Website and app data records
^^^^^^^^
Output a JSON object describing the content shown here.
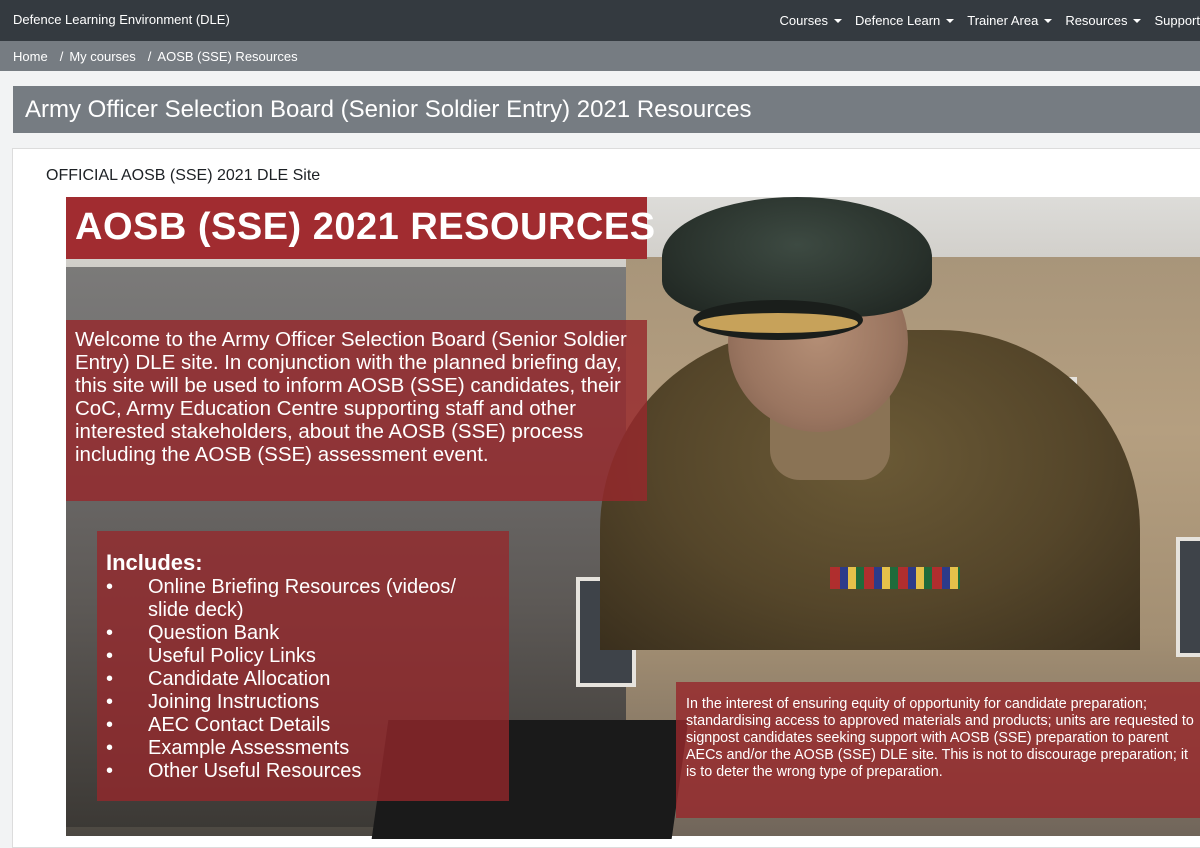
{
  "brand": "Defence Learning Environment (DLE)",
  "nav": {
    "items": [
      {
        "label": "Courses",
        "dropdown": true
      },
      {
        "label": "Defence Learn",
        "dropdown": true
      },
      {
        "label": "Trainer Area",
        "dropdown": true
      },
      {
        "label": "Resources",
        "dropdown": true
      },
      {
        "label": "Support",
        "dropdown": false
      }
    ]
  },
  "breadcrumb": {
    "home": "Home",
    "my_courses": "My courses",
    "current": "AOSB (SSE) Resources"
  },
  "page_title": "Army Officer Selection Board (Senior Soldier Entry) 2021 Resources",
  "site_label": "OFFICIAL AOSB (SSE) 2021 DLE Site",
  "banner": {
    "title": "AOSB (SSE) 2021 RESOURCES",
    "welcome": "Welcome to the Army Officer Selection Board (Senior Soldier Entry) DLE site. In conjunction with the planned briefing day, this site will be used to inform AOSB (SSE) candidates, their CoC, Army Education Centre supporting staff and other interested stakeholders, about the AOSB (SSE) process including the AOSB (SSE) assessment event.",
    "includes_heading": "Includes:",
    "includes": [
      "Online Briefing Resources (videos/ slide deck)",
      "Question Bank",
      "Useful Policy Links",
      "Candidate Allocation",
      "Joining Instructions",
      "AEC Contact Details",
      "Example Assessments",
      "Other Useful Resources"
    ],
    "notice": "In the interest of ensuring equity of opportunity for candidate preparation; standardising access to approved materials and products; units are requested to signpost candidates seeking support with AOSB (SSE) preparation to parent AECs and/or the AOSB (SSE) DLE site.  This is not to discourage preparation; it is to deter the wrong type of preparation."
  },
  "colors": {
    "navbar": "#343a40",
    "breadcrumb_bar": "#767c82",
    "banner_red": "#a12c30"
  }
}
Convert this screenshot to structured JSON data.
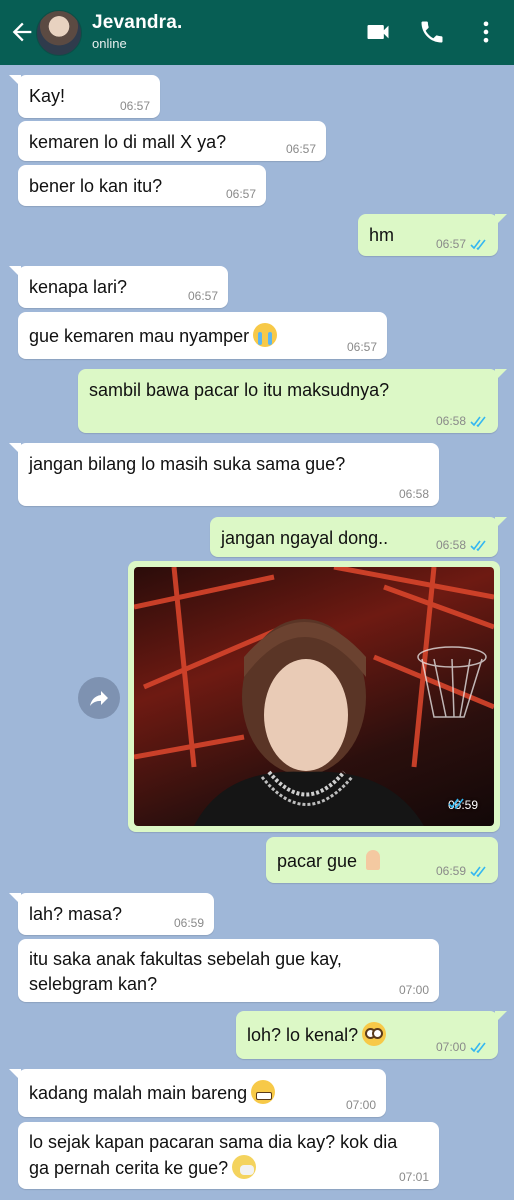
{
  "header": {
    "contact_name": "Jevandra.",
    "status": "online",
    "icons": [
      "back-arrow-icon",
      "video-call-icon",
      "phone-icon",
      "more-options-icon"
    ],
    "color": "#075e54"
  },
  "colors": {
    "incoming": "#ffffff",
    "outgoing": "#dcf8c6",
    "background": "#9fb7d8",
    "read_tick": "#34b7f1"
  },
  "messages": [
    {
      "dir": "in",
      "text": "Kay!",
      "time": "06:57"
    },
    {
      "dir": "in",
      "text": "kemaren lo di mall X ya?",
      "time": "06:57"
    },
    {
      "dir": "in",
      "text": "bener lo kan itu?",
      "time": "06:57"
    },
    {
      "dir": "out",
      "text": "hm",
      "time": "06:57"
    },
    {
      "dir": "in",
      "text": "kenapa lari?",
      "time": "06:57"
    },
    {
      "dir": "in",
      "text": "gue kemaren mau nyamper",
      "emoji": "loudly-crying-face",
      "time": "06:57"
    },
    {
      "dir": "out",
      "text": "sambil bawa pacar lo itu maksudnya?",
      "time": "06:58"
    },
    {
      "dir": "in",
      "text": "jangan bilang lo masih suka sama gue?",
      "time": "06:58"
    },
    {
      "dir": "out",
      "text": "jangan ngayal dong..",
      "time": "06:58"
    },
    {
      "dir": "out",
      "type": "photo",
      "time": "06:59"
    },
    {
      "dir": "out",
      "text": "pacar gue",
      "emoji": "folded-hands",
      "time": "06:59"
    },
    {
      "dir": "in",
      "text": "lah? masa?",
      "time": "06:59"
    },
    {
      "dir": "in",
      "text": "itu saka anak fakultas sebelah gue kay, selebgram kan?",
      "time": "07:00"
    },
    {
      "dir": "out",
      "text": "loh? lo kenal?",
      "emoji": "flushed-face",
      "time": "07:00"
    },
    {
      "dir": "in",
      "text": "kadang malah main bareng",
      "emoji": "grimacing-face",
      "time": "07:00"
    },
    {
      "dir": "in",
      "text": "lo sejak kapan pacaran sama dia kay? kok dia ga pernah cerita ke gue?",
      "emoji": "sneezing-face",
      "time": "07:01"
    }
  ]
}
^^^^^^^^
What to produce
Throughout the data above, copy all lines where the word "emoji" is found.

Solution to the problem
      "emoji": "loudly-crying-face",
      "emoji": "folded-hands",
      "emoji": "flushed-face",
      "emoji": "grimacing-face",
      "emoji": "sneezing-face",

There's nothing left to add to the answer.